===== DATASET EXCERPTS

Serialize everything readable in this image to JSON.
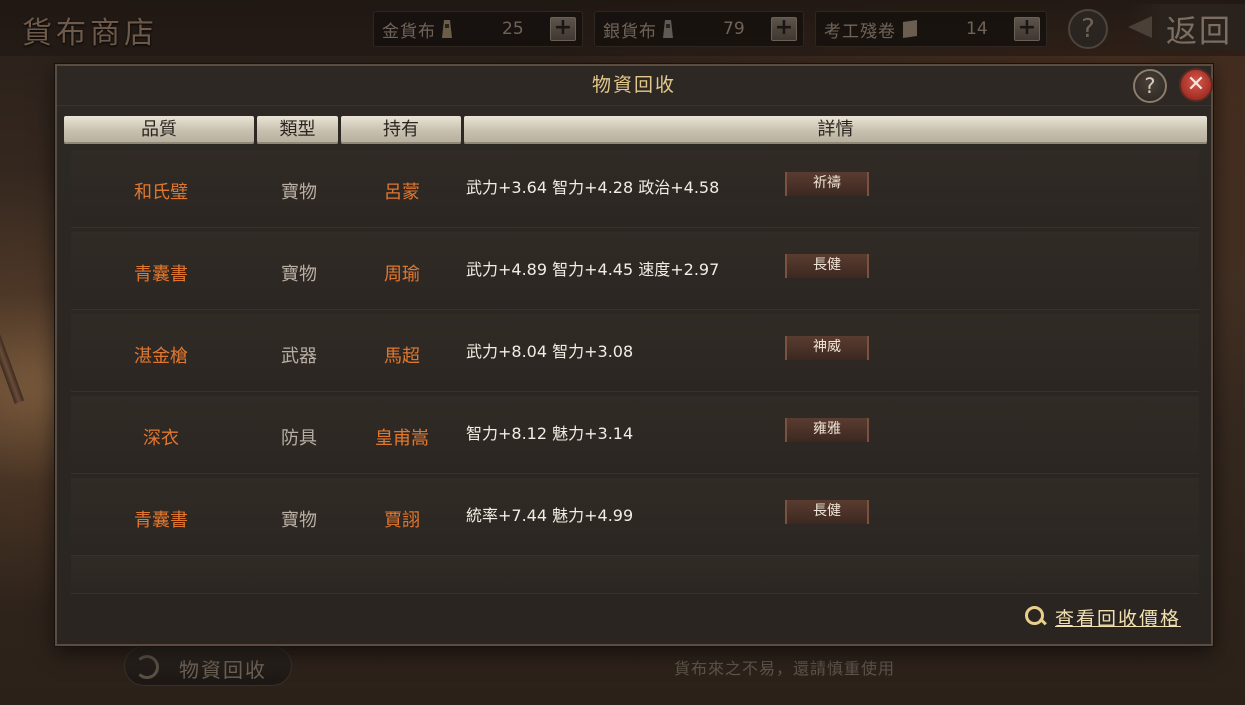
{
  "header": {
    "shop_title": "貨布商店",
    "currencies": [
      {
        "label": "金貨布",
        "value": "25",
        "icon": "gold-coin-icon"
      },
      {
        "label": "銀貨布",
        "value": "79",
        "icon": "silver-coin-icon"
      },
      {
        "label": "考工殘卷",
        "value": "14",
        "icon": "scroll-icon"
      }
    ],
    "plus": "+",
    "help": "?",
    "return_label": "返回"
  },
  "bottom": {
    "recycle_label": "物資回收",
    "tip": "貨布來之不易，還請慎重使用"
  },
  "dialog": {
    "title": "物資回收",
    "help": "?",
    "close": "✕",
    "columns": [
      "品質",
      "類型",
      "持有",
      "詳情"
    ],
    "rows": [
      {
        "quality": "和氏璧",
        "type": "寶物",
        "owner": "呂蒙",
        "attrs": "武力+3.64  智力+4.28  政治+4.58",
        "badge": "祈禱"
      },
      {
        "quality": "青囊書",
        "type": "寶物",
        "owner": "周瑜",
        "attrs": "武力+4.89  智力+4.45  速度+2.97",
        "badge": "長健"
      },
      {
        "quality": "湛金槍",
        "type": "武器",
        "owner": "馬超",
        "attrs": "武力+8.04  智力+3.08",
        "badge": "神威"
      },
      {
        "quality": "深衣",
        "type": "防具",
        "owner": "皇甫嵩",
        "attrs": "智力+8.12  魅力+3.14",
        "badge": "雍雅"
      },
      {
        "quality": "青囊書",
        "type": "寶物",
        "owner": "賈詡",
        "attrs": "統率+7.44  魅力+4.99",
        "badge": "長健"
      }
    ],
    "price_link": "查看回收價格"
  },
  "colors": {
    "accent_orange": "#e0772f",
    "title_gold": "#e3c88b",
    "close_red": "#c23a2e"
  }
}
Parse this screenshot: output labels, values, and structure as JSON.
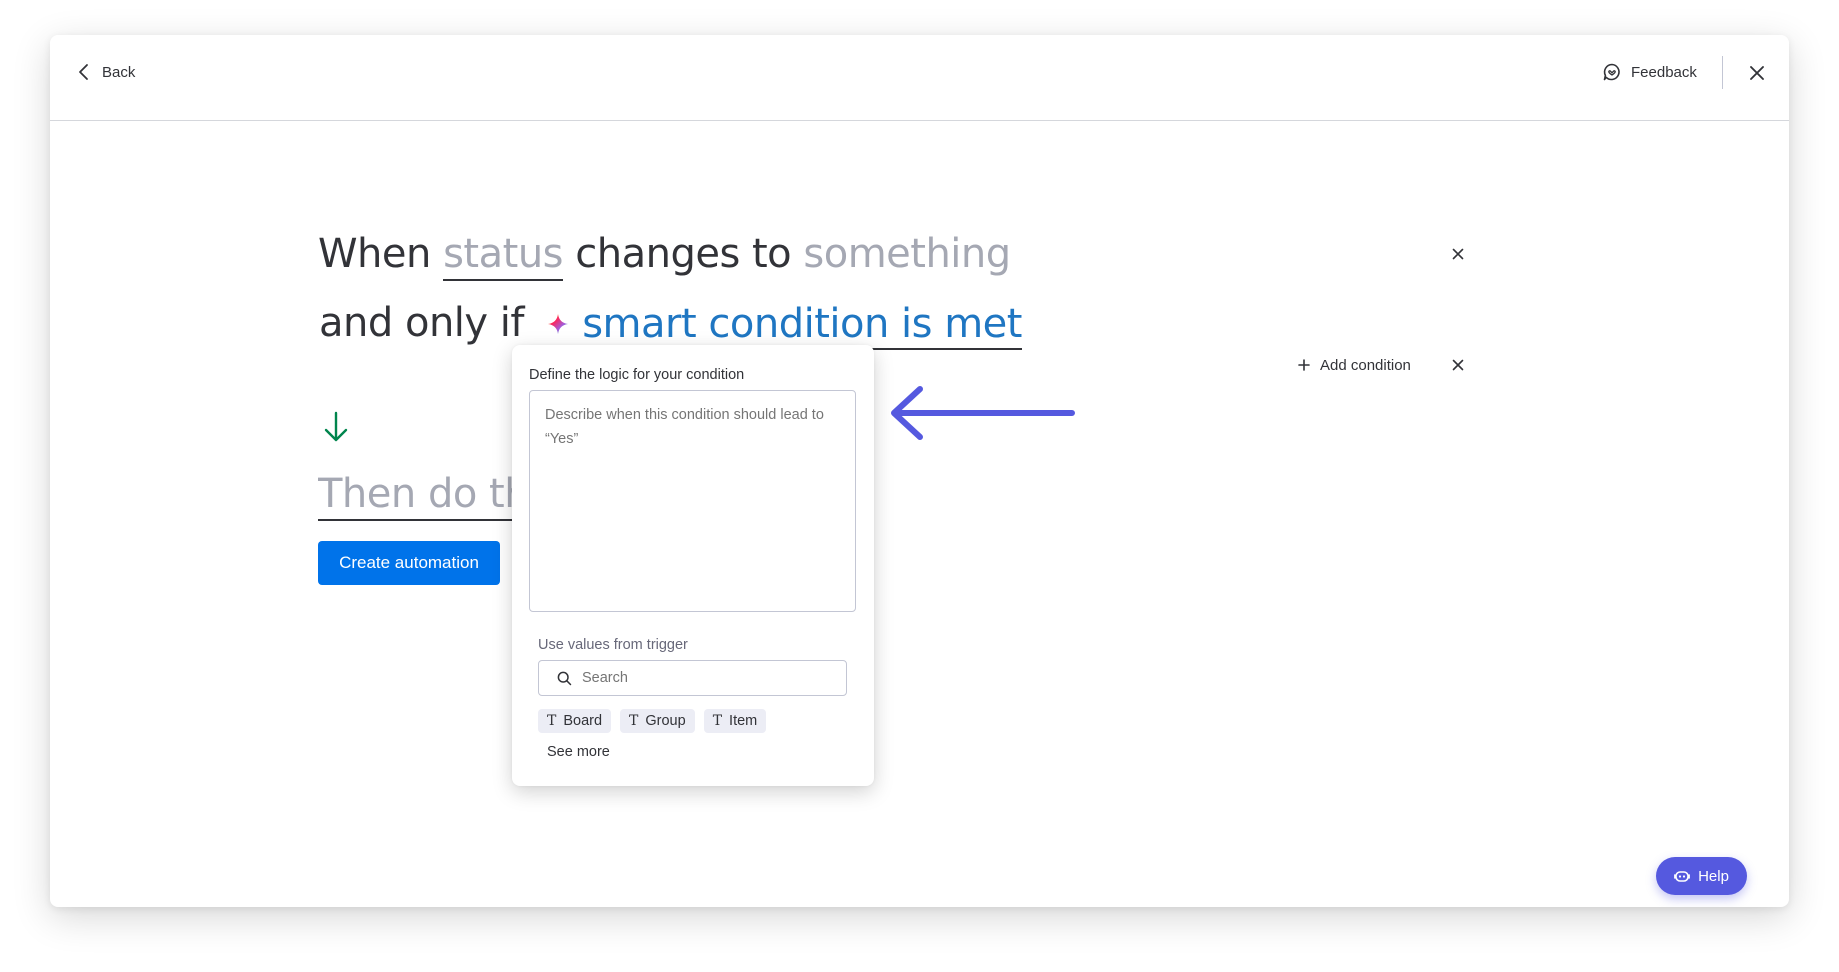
{
  "header": {
    "back_label": "Back",
    "feedback_label": "Feedback"
  },
  "trigger": {
    "when": "When",
    "column": "status",
    "changes_to": "changes to",
    "value": "something"
  },
  "condition": {
    "prefix": "and only if",
    "smart_label": "smart condition is met",
    "add_condition_label": "Add condition"
  },
  "action": {
    "then_label": "Then do this"
  },
  "create_button": "Create automation",
  "popover": {
    "title": "Define the logic for your condition",
    "textarea_placeholder": "Describe when this condition should lead to “Yes”",
    "values_title": "Use values from trigger",
    "search_placeholder": "Search",
    "chips": [
      {
        "icon": "T",
        "label": "Board"
      },
      {
        "icon": "T",
        "label": "Group"
      },
      {
        "icon": "T",
        "label": "Item"
      }
    ],
    "see_more": "See more"
  },
  "help_label": "Help",
  "colors": {
    "primary": "#0073ea",
    "smart_link": "#1f76c2",
    "annotation_arrow": "#5559df",
    "down_arrow": "#00854d",
    "help_button": "#5559df"
  },
  "icons": {
    "back": "chevron-left-icon",
    "feedback": "feedback-chat-icon",
    "close": "close-icon",
    "sparkle": "ai-sparkle-icon",
    "add": "plus-icon",
    "down_arrow": "arrow-down-icon",
    "search": "search-icon",
    "text_type": "text-type-icon",
    "help": "help-robot-icon",
    "annotation": "arrow-left-annotation"
  }
}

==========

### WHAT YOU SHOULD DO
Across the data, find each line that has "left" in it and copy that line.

### SOLUTION TO THIS PROBLEM
    "back": "chevron-left-icon",
    "annotation": "arrow-left-annotation"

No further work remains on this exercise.